“The work we are doing is helping…Today I saw a
young man who has been living for 12 years with advanced stage lung cancer.
This is still very uncommon, but now it happens.”
– Philip Bonomi, MD
Three decades ago, Dr. Philip Bonomi was treating patients with many different types of cancer. But after witnessing the lack of sympathy for lung cancer patients, he rolled up his sleeves and began specializing in lung cancer.
Frustrated with the lack of treatment options for lung cancer, Dr. Bonomi began his work of discovering and developing cancer drugs. Today, in addition to treating lung cancer patients, Dr. Bonomi, Professor of Medical Oncology at Rush University Medical Center, also routinely conducts clinical trials.
“I was seeing patients with a life-threatening disease and I wanted to come up with treatments and discoveries that could change their lives.”
His efforts have been fruitful. Working in collaboration with other talented researchers, Dr. Bonomi was the first to show that a pre-operative cancer treatment combining radiation and chemotherapy was feasible. He was also involved in the development of three commonly prescribed lung cancer treatments ─ paclitaxel, carboplatin and erlotinib. More recently, his lab collaborated on a clinical trial that compared a new drug combination to the standard treatment. Dr. Bonomi is hopeful that this new approach will become a more effective treatment for lung cancer.
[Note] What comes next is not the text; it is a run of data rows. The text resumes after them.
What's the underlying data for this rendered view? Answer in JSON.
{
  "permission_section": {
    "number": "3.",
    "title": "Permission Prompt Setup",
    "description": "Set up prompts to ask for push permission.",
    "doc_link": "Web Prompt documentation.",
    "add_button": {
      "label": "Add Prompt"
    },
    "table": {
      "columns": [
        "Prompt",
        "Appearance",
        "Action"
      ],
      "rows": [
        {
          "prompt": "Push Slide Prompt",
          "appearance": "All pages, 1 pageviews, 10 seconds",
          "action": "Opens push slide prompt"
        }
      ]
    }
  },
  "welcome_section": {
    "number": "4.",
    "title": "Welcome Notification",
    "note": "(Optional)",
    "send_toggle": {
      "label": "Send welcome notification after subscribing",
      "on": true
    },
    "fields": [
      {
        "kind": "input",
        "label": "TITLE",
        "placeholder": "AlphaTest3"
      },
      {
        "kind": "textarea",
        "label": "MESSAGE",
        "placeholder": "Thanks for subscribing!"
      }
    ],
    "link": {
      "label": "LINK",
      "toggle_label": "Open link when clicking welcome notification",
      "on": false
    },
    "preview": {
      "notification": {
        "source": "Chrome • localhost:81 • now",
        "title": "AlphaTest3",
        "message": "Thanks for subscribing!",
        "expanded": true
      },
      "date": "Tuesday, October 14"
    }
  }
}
There is still a lot of work to be done, notes Dr. Bonomi. “Improving lung cancer screening has the biggest chance of making a dent in the mortality rate. By identifying biomarkers, we can help identify patients who are most likely to have lung cancer and we can use our resources wisely to catch it early.”
This kind of research is expensive and even the most talented scientists have a hard time getting initial grants to conduct their experiments. “Supporting early career investigators is a very important part of what LUNGevity does,” explains Dr. Bonomi, who serves on LUNGevity’s Scientific Advisory Board. “It’s important to invest in future leaders who will keep the field of lung cancer research vibrant and productive.”
Dr. Bonomi is convinced that lung cancer research is paying off. “It seems to me that there are increasing percentages of people living longer with lung cancer. The first therapies are working longer and then patients can have 1, 2, 3, 4 more therapies that may work. When I first started seeing patients, there was only one treatment option for lung cancer and often it didn’t work.”
Nevertheless, treating lung cancer is still difficult, he says. “Sometimes you get lulled into a false sense of security with multiple successes, but a patient can go down quickly. That’s depressing and hard to watch.”
While things are still not as good as we’d like them to be, Dr. Bonomi is hopeful. “The work we are doing is helping,” he says. “Today I saw a young man who has been living for 12 years with advanced stage lung cancer. This is still very uncommon, but now it happens.”